>>

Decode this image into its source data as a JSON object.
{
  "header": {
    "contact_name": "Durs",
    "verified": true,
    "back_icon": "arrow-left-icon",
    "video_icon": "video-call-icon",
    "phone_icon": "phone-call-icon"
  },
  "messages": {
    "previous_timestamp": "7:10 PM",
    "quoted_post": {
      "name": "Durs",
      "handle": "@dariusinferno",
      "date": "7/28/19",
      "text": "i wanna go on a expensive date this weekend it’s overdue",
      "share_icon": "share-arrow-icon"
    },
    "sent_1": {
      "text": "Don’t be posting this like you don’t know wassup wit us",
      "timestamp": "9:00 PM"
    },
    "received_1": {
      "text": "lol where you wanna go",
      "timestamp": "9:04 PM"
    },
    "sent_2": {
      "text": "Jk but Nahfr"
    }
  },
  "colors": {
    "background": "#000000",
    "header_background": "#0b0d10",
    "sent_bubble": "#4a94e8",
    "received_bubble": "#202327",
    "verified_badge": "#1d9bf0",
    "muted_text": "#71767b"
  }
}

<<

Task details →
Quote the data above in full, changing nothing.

Task answer →
Decode this image into its source data as a JSON object.
{
  "header": {
    "contact_name": "Durs",
    "verified": true,
    "back_icon": "arrow-left-icon",
    "video_icon": "video-call-icon",
    "phone_icon": "phone-call-icon"
  },
  "messages": {
    "previous_timestamp": "7:10 PM",
    "quoted_post": {
      "name": "Durs",
      "handle": "@dariusinferno",
      "date": "7/28/19",
      "text": "i wanna go on a expensive date this weekend it’s overdue",
      "share_icon": "share-arrow-icon"
    },
    "sent_1": {
      "text": "Don’t be posting this like you don’t know wassup wit us",
      "timestamp": "9:00 PM"
    },
    "received_1": {
      "text": "lol where you wanna go",
      "timestamp": "9:04 PM"
    },
    "sent_2": {
      "text": "Jk but Nahfr"
    }
  },
  "colors": {
    "background": "#000000",
    "header_background": "#0b0d10",
    "sent_bubble": "#4a94e8",
    "received_bubble": "#202327",
    "verified_badge": "#1d9bf0",
    "muted_text": "#71767b"
  }
}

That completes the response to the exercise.